The United Nations has declared 2019 the international year of the periodic table. Yes, the same table that that you studied in high school that has shaped thinking in the world of chemistry, physics and other sciences for 150 years now.
The periodic table is a way of classifying, grouping and ordering elements that augments understanding and provides a framework to work with. The periodic table also gives away the prevalent thinking that helped create it and helped hold it steady. A line of thinking that perhaps sought “one best way” and sticking with it. By the way, did you know that over 700 variations have been published since the first periodic table?
I am reminded of a book that held my attention a decade ago. It continues to be relevant. In 2007 David Weinberger, a fellow at Harvard Law School’s Berkman Center for Internet and Society, wrote Everything Is Miscellaneous: The Power of the New Digital Disorder. The year 2007 saw the arrival of social technologies and I remember being riveted to the book for a while.
Weinberger argued that digital technology provides ways to think and stack according to each person’s need. It allows us the capability to assign things to multiple places simultaneously. Think the number of duplicate images and files you have in different devices and contrast that with physical objects. With tags and categories, ways of stacking was left to the user's choice.
In the book, he outlined new principles of digital order that could help reimagine business. Plus, for the first time, I had a way to handle the deluge of information that the digital world was spewing. It required a new way of working for the mind.
We have come a long way since 2007 and digital technology has entered every domain of life and business. In doing so, it has placed new demands on thinking and leadership. Digital technology is potent with opportunity for change at scale. To facilitate such change and harness all the power that resides in it, requires, among other things, courage and skill. The courage to let go, embrace change and acquire new skills to stay current. How courageous we will be to embrace these possibilities will determine our futures.
Courage, change and skill perhaps are at the very core of several snippets that my colleague NS Ramnath presents in his roundup of disruptive technologies. To complete that, may I invite you to take a look at D Shivakumar teasing out the essence from the book Character Carved in Stone? That book is about values the United States Military Academy at West Point cultivates to make strong leaders. For all the change, character stays timeless in strong leaders.
It is March. At Founding Fuel we have been having some intense conversations as we close out this financial year and prepare to step into the next. Courage, change and new skill will be central to the next year for us as well.
Have a great week!
On behalf of Team Founding Fuel
Feb 26, 2019: A roundup of news and perspective on disruptive technology. In this issue: Microsoft employees question how their work is used, why lab-grown meat may not be a panacea, and China's CRISPR twins may end up with unintended modifications. (By NS Ramnath. Read Time: 3 mins)
In their book, Character Carved in Stone, Pat Williams and Jim Denney talk about the values the United States Military Academy at West Point cultivates to make strong leaders. (By D Shivakumar. Read Time: 5 mins)

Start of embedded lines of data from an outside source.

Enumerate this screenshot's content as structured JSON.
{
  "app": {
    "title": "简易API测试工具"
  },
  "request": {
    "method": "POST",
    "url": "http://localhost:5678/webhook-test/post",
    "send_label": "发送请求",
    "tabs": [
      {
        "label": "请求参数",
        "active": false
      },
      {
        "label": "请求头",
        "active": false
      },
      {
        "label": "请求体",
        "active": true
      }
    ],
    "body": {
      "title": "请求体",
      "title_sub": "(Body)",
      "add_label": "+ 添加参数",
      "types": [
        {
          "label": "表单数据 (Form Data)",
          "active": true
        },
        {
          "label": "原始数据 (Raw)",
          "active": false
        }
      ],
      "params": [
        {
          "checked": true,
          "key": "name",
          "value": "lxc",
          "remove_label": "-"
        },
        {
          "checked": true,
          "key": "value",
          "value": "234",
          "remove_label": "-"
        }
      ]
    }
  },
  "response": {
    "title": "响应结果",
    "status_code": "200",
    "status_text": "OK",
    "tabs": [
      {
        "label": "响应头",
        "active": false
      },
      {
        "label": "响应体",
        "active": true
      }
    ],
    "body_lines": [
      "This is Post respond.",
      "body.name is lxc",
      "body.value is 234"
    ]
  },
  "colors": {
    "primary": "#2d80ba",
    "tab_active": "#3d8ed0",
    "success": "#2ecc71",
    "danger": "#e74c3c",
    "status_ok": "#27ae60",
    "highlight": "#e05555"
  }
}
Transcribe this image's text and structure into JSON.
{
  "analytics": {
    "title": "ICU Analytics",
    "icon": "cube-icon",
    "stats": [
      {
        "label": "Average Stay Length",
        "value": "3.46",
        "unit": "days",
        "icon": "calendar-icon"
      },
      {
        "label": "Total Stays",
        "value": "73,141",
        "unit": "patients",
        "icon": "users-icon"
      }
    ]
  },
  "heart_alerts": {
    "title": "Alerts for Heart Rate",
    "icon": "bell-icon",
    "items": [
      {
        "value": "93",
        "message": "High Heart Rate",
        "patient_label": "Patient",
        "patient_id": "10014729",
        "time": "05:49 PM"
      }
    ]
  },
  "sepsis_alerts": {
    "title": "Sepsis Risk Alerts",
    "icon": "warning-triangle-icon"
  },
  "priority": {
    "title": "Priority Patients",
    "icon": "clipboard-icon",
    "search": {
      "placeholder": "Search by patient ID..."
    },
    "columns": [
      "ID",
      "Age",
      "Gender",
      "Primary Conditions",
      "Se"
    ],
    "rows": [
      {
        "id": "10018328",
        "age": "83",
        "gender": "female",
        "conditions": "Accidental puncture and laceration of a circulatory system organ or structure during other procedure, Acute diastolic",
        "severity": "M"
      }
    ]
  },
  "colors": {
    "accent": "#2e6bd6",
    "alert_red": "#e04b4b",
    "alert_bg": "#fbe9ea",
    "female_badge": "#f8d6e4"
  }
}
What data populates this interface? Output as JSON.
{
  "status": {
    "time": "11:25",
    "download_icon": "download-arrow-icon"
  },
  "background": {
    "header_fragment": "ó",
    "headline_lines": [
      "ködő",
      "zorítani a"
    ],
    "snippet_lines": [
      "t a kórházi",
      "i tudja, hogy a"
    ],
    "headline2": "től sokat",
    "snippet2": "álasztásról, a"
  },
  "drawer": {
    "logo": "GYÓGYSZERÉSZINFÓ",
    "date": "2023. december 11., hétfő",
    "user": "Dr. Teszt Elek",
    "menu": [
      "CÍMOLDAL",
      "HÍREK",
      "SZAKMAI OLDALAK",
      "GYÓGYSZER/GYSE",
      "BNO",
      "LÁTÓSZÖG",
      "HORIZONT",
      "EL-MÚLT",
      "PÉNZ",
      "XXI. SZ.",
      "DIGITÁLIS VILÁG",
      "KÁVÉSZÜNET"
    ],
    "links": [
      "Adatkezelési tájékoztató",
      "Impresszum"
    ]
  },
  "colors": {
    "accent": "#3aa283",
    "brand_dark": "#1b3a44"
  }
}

What We Are Reading And Listening
Confirming what people already believe can help organizations overcome barriers to change.
A discipline of innovative thinking from everyone, driven from the top.
You can’t abolish office gatherings, but you can make them shorter, smaller and smarter with the help of recent research.
Artists, scientists, and inventors talk about how they turned ideas into reality.
Without humans to cause accidents, 90% of risk is removed. Insurers are scrambling to prepare
From Our Archives
Entrepreneurial leaders like Medtronic Labs’ Omar Ishrak and Khan Academy’s Salman Khan are showing how low-cost, disruptive, local solutions can open up new opportunities in emerging markets. (By Indrajit Gupta)
There is no clinical evidence to prove this, but my brain fell in love with ideas and got close to that of a cocaine addict. (By Charles Assisi)
The West needs to radically rethink its strategic goals for the Asian century, argues Kishore Mahbubani, senior advisor and professor in the Practice of Public Policy at the National University of Singapore. (By CKGSB Knowledge)